The plan is designed to foster collaboration in research areas that include clean energy, medical isotopes, waste management, and decommissioning. It was established to address shared opportunities and challenges between Canada and the UK related to climate change, public health and environment stewardship, among others.
CNL and NNL will work in partnership to explore and pursue joint research projects, information exchange workshops and other resource and knowledge-sharing opportunities. In particular, both parties have identified research related to advanced nuclear reactor fuel, targeted alpha therapy and medical isotope production, and environmental remediation practices and technologies as key areas that the laboratories intend to pursue in partnership.
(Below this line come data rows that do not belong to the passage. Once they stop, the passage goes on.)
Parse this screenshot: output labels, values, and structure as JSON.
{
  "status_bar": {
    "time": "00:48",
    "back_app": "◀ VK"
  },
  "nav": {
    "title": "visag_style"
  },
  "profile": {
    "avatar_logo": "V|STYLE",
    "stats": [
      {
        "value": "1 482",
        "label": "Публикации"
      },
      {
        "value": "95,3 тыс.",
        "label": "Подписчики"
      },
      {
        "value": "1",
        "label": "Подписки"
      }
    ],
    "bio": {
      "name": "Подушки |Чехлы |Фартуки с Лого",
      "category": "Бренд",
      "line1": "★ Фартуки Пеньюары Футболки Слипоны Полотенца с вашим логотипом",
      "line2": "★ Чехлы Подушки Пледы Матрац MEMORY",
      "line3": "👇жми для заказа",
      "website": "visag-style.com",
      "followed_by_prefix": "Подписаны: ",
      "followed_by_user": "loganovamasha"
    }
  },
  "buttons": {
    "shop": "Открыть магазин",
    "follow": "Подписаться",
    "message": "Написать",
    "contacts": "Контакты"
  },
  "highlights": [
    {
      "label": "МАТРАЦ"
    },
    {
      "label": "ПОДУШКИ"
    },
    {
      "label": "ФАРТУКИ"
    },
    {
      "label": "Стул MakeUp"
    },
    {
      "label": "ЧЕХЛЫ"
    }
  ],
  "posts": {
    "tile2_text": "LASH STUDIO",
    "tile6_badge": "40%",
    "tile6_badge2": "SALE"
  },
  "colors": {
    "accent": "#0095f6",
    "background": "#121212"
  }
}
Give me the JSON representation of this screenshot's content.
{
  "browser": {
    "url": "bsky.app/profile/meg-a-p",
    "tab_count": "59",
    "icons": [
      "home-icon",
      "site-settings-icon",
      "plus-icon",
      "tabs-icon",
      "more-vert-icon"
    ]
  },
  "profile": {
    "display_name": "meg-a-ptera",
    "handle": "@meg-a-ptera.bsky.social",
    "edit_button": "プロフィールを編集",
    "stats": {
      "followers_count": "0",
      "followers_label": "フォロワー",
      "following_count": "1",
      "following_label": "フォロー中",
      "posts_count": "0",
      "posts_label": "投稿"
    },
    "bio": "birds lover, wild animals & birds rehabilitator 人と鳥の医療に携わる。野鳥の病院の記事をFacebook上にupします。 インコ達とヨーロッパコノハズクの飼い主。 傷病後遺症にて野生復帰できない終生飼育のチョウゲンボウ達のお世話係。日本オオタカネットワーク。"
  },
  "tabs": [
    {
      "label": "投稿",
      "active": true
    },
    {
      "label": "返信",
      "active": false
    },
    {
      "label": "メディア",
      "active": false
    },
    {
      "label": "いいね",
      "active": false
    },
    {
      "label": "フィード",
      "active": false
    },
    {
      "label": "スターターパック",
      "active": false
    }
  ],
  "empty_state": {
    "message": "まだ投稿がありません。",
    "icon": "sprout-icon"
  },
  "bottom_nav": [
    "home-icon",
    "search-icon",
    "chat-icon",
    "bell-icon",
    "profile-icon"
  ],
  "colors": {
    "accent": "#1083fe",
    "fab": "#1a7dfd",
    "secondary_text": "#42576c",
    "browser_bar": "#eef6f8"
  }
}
“Canada and the United Kingdom have a long history of working together to tackle some of the world’s most pressing challenges through nuclear science and technology,” commented CNL President and CEO Mark Lesinski. “But we still have a lot to learn from one another, and I am thrilled that this tradition of collaboration will continue through this agreement."
Lesinski noted that the plan would allow CNL and NNL to share expertise, facilities, equipment and other resources to achieve key public policy goals in Canada and the UK. These include the development of new technologies to better protect the environment, fight climate change and treat cancer.
Paul Howarth, NNL’s CEO said: “Collaborative working is an essential part of how NNL operates and succeeds. The MOU between CNL and NNL has been an excellent way of opening links between our two organisations. However, this Action Plan takes us a big step further forward and means that we will now begin to see outputs from our collaboration which will benefit both the UK and Canada.”
Activities are being carried out at CNL’s Chalk River Laboratories to demonstrate the commercial viability of small modular reactors (SMRs), with the goal of siting Canada’s first SMR by 2026.
CNL is also looking to advance the availability and scientific understanding of actinium-225, a rare medical isotope that has shown great promise as the basis for new, cutting-edge cancer therapies.
Finally, CNL is working to address the Canadian government’s nuclear legacy liabilities through the planning and execution of several major decommissioning and environmental remediation projects.
“Whether it’s the development of next-generation nuclear reactors or the production and processing of medical isotopes to fight cancer, CNL’s research activities intersect quite closely with the work being carried out by NNL,” added Lesinski. “With that in mind, it is clearly in the best interest of both organisations to carry out this research in concert with one another.”
The announcement builds on the strong record of collaboration between Canada and the UK that began in the 1940s, when both countries established a laboratory in Montreal.
CNL signed an MOU with NNL in 2016 to collaborate on a variety of projects in reactor metallurgy, fuel development, waste management and medical radioisotopes.
Most recently, CNL also signed an MOU with the Nuclear Advanced Manufacturing Research Centre (Nuclear AMRC) at the Canada-UK Energy Summit in 2018.
In related news, the Canadian Nuclear Association (CNA) and the UK's Nuclear Industry Association (NIA) signed a Memorandum of Understanding (MOU) to collaborate in nuclear and promote clean, innovative and advanced nuclear technologies. The agreement was signed at the Department for International Trade Civil Nuclear Showcase 2020 on 3 March.